The idea to develop a game for sustainability or "thrivability" came last year after seeing two friends and fellow hubbers present cool symbol based frameworks for systems thinking. In September, Tim Winton ran a workshop of his Pattern Dynamics framework, and later in the year Andrew Suttar showed the "the nine archetypal ecologies" at Melbourne's CPX Meetup. Both are elegant ways of presenting complex things in a simple way. A call for interest to develop a game around symbols, sustainability and systems thinking was put out on Yammer last year.

The board game hacking session was promoted to the Hub Melbourne community on Yammer, on Twitter and with a poster in the kitchen a few weeks before the event. A couple of encouraging tweets and yammer posts were taken on board.

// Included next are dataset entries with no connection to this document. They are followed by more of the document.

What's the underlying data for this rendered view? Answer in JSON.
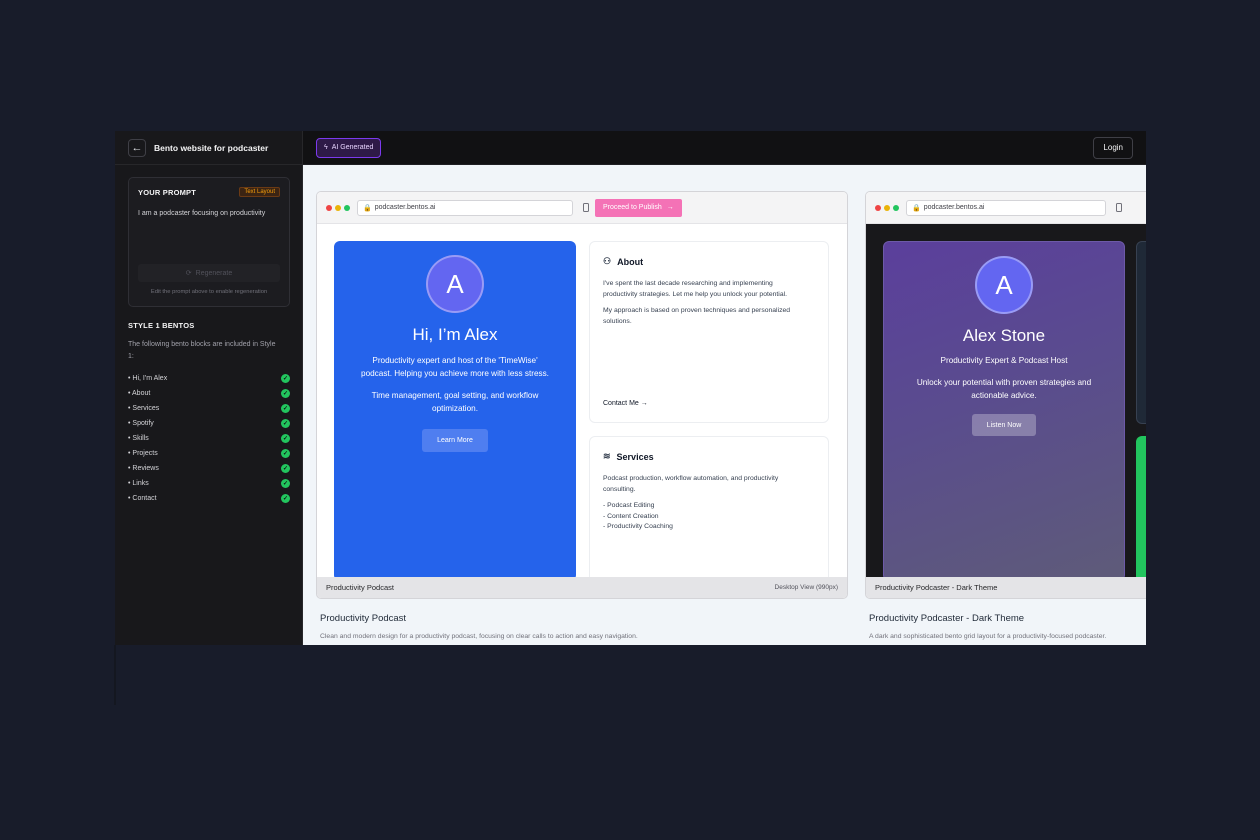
{
  "sidebar": {
    "title": "Bento website for podcaster",
    "prompt_label": "YOUR PROMPT",
    "layout_badge": "Text Layout",
    "prompt_text": "I am a podcaster focusing on productivity",
    "regenerate_label": "Regenerate",
    "regenerate_hint": "Edit the prompt above to enable regeneration",
    "style_title": "STYLE 1 BENTOS",
    "style_desc": "The following bento blocks are included in Style 1:",
    "items": [
      "Hi, I'm Alex",
      "About",
      "Services",
      "Spotify",
      "Skills",
      "Projects",
      "Reviews",
      "Links",
      "Contact"
    ]
  },
  "topbar": {
    "ai_badge": "AI Generated",
    "login_label": "Login"
  },
  "preview_a": {
    "url": "podcaster.bentos.ai",
    "publish_label": "Proceed to Publish",
    "avatar_letter": "A",
    "name": "Hi, I’m Alex",
    "bio": "Productivity expert and host of the 'TimeWise' podcast. Helping you achieve more with less stress.",
    "sub": "Time management, goal setting, and workflow optimization.",
    "learn_label": "Learn More",
    "about_title": "About",
    "about_p1": "I've spent the last decade researching and implementing productivity strategies. Let me help you unlock your potential.",
    "about_p2": "My approach is based on proven techniques and personalized solutions.",
    "contact_label": "Contact Me →",
    "services_title": "Services",
    "services_p1": "Podcast production, workflow automation, and productivity consulting.",
    "services_list": [
      "- Podcast Editing",
      "- Content Creation",
      "- Productivity Coaching"
    ],
    "footer_name": "Productivity Podcast",
    "footer_view": "Desktop View (990px)",
    "caption_title": "Productivity Podcast",
    "caption_desc": "Clean and modern design for a productivity podcast, focusing on clear calls to action and easy navigation."
  },
  "preview_b": {
    "url": "podcaster.bentos.ai",
    "avatar_letter": "A",
    "name": "Alex Stone",
    "role": "Productivity Expert & Podcast Host",
    "desc": "Unlock your potential with proven strategies and actionable advice.",
    "listen_label": "Listen Now",
    "footer_name": "Productivity Podcaster - Dark Theme",
    "caption_title": "Productivity Podcaster - Dark Theme",
    "caption_desc": "A dark and sophisticated bento grid layout for a productivity-focused podcaster."
  },
  "colors": {
    "accent_blue": "#2563eb",
    "publish_pink": "#f472b6",
    "check_green": "#22c55e",
    "ai_purple": "#7c3aed"
  }
}
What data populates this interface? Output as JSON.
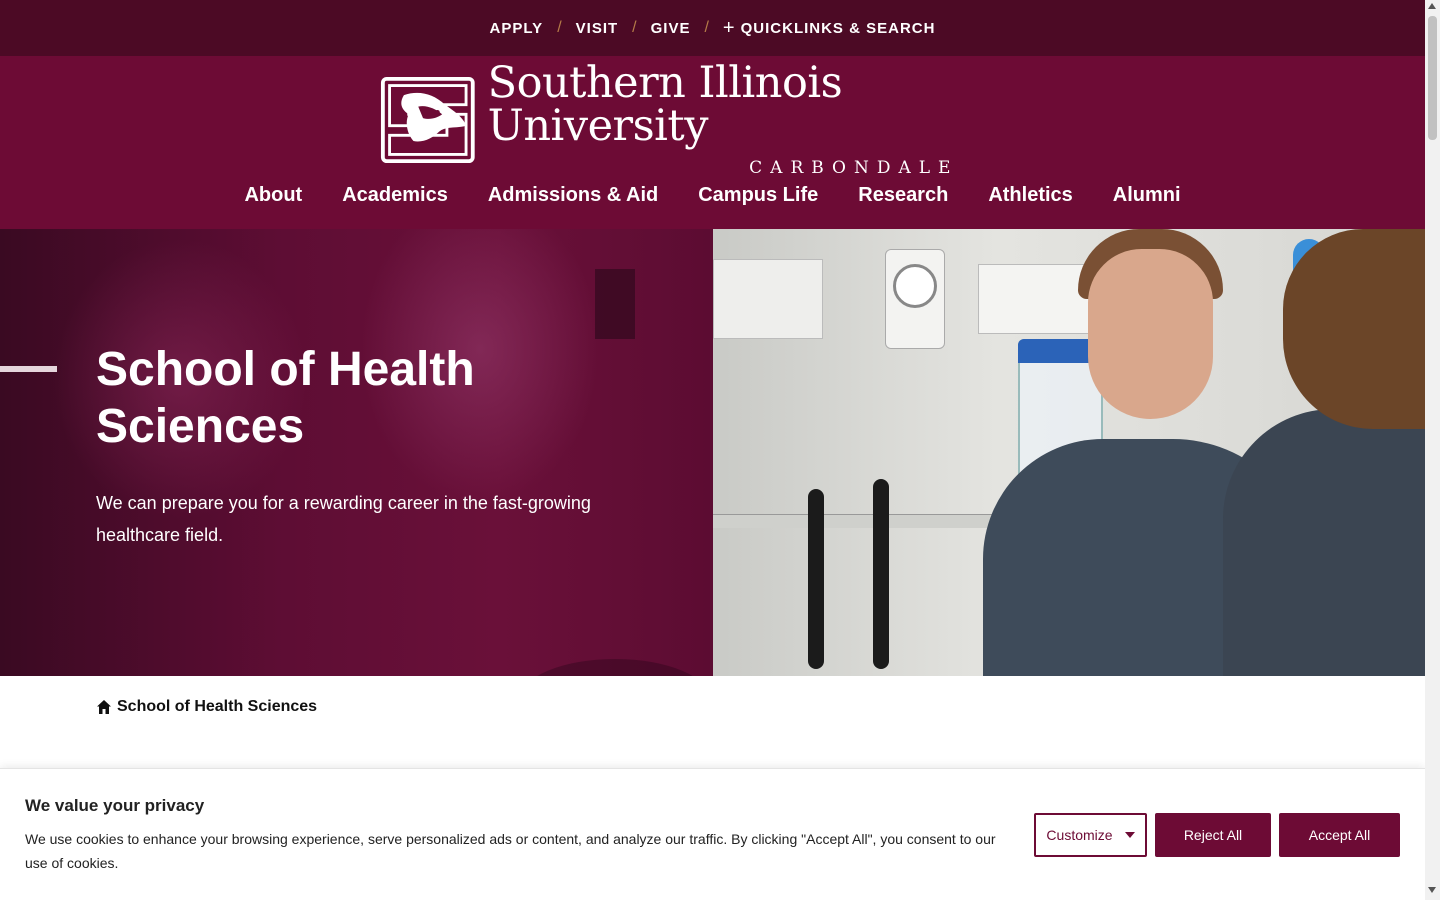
{
  "utility_nav": {
    "items": [
      "APPLY",
      "VISIT",
      "GIVE"
    ],
    "quicklinks_label": "QUICKLINKS & SEARCH",
    "separator": "/"
  },
  "logo": {
    "name": "Southern Illinois University",
    "campus": "CARBONDALE"
  },
  "main_nav": {
    "items": [
      "About",
      "Academics",
      "Admissions & Aid",
      "Campus Life",
      "Research",
      "Athletics",
      "Alumni"
    ]
  },
  "hero": {
    "title": "School of Health Sciences",
    "description": "We can prepare you for a rewarding career in the fast-growing healthcare field."
  },
  "breadcrumb": {
    "label": "School of Health Sciences",
    "icon": "home-icon"
  },
  "cookie_banner": {
    "title": "We value your privacy",
    "text": "We use cookies to enhance your browsing experience, serve personalized ads or content, and analyze our traffic. By clicking \"Accept All\", you consent to our use of cookies.",
    "customize_label": "Customize",
    "reject_label": "Reject All",
    "accept_label": "Accept All"
  },
  "colors": {
    "brand_maroon": "#6d0b35",
    "utility_bar": "#4c0a25",
    "separator": "#b57b48"
  }
}
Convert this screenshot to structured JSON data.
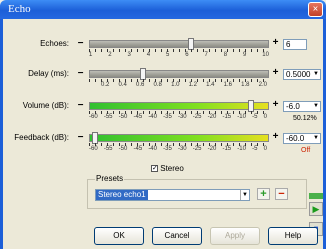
{
  "window": {
    "title": "Echo",
    "close_label": "×"
  },
  "sliders": [
    {
      "label": "Echoes:",
      "value": "6",
      "level": 0.55,
      "ticks": [
        "1",
        "2",
        "3",
        "4",
        "5",
        "6",
        "7",
        "8",
        "9",
        "10"
      ],
      "has_dropdown": false
    },
    {
      "label": "Delay (ms):",
      "value": "0.5000",
      "level": 0.3,
      "ticks": [
        "0.2",
        "0.4",
        "0.6",
        "0.8",
        "1.0",
        "1.2",
        "1.4",
        "1.6",
        "1.8",
        "2.0"
      ],
      "has_dropdown": true
    },
    {
      "label": "Volume (dB):",
      "value": "-6.0",
      "sub_value": "50.12%",
      "level": 0.9,
      "ticks": [
        "-60",
        "-55",
        "-50",
        "-45",
        "-40",
        "-35",
        "-30",
        "-25",
        "-20",
        "-15",
        "-10",
        "-5",
        "0"
      ],
      "has_dropdown": true
    },
    {
      "label": "Feedback (dB):",
      "value": "-60.0",
      "sub_value": "Off",
      "sub_color": "#cc2200",
      "level": 0.02,
      "ticks": [
        "-60",
        "-55",
        "-50",
        "-45",
        "-40",
        "-35",
        "-30",
        "-25",
        "-20",
        "-15",
        "-10",
        "-5",
        "0"
      ],
      "has_dropdown": true
    }
  ],
  "stereo": {
    "label": "Stereo",
    "checked": true
  },
  "presets": {
    "label": "Presets",
    "selected": "Stereo echo1",
    "add_label": "+",
    "remove_label": "−"
  },
  "buttons": {
    "ok": "OK",
    "cancel": "Cancel",
    "apply": "Apply",
    "help": "Help"
  },
  "colors": {
    "title_bar": "#1c5fd8",
    "green_track": "#30c030",
    "off_text": "#cc2200"
  }
}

The session started with a check-in among participants where we talked about existing games we play, that have inspired us, why they were fun, not fun, and some key words emerged...

"If it ain't fun it ain't a game" was one of the key learnings from the game we developed last year (aim: creating winning pitches to solve problems in co-working spaces). And we agreed that most games and gamification initiatives around sustainability are pretty boring. Badges and leaderboards for those who can recycle most, or save most water aren't that exciting.

Other topics during this brainstorming session were the strategy game Blokus, biomimicry, re- cycle/use/create and interconnected systems in games like Jenga.

We later moved into the Hub kitchen where we put out some books, board games, pens, papers and other arts and crafts stuff. Realizing that a logical approach to a sustainability game would take forever, we instead went for an intuitive approach and grabbed random things from the table and went into another room.

At this point - about an hour into the session, we were sort of stuck and didn't really know where to take the idea generation process. On the table there were quite a few animals (plastic dolphins, cards with fish, cats etc), and this triggered an idea to hack Monopoly and turn it into a biodiversity game. But instead of collecting money and property, as in Monopoly, we would collect animals. 

We devised a scale of animals from low (pests) to high (extinct) and played with what the cards, dices, and board would represent.100s of games use the game mechanics of Monopoly. but with amendments to board layout, cards etc.

An hour later (and with a couple of other hubbers joining the session) another game idea emerged on the whiteboard. This game, using the mechanics of the game Careers, would look at different biosystems or geographic regions across the planet. Four different factors (population, global warming, biodiversity and sea level) would go up and down depending on the the players' luck and strategic skill.

One of the questions we left with on Friday night is whether Parker Brothers would send their lawyers if we continue on this pathway...

To be continued.